# [Provided entries]
——

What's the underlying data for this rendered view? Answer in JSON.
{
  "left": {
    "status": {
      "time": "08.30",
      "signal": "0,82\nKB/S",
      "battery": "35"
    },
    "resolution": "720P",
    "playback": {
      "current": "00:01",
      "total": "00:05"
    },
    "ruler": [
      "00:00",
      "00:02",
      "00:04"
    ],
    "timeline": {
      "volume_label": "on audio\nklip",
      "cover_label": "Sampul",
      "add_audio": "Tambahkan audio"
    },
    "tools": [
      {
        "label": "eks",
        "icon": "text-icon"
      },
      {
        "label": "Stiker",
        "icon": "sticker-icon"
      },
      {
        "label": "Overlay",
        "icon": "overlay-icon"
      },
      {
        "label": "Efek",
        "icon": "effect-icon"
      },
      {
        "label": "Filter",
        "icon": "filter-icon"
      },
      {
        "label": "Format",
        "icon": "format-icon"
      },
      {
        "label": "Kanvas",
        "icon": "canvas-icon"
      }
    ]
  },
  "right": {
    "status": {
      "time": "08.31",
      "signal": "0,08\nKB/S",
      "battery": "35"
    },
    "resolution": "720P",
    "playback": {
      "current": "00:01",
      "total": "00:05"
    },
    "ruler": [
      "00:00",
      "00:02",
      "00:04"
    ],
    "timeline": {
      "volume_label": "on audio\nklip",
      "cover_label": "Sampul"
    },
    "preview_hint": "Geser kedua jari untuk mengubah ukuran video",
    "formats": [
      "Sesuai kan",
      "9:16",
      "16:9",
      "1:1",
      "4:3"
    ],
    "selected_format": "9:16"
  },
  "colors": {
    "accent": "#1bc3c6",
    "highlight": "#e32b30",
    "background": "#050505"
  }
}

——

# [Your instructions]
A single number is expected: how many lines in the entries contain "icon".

# [Exercise solution]
7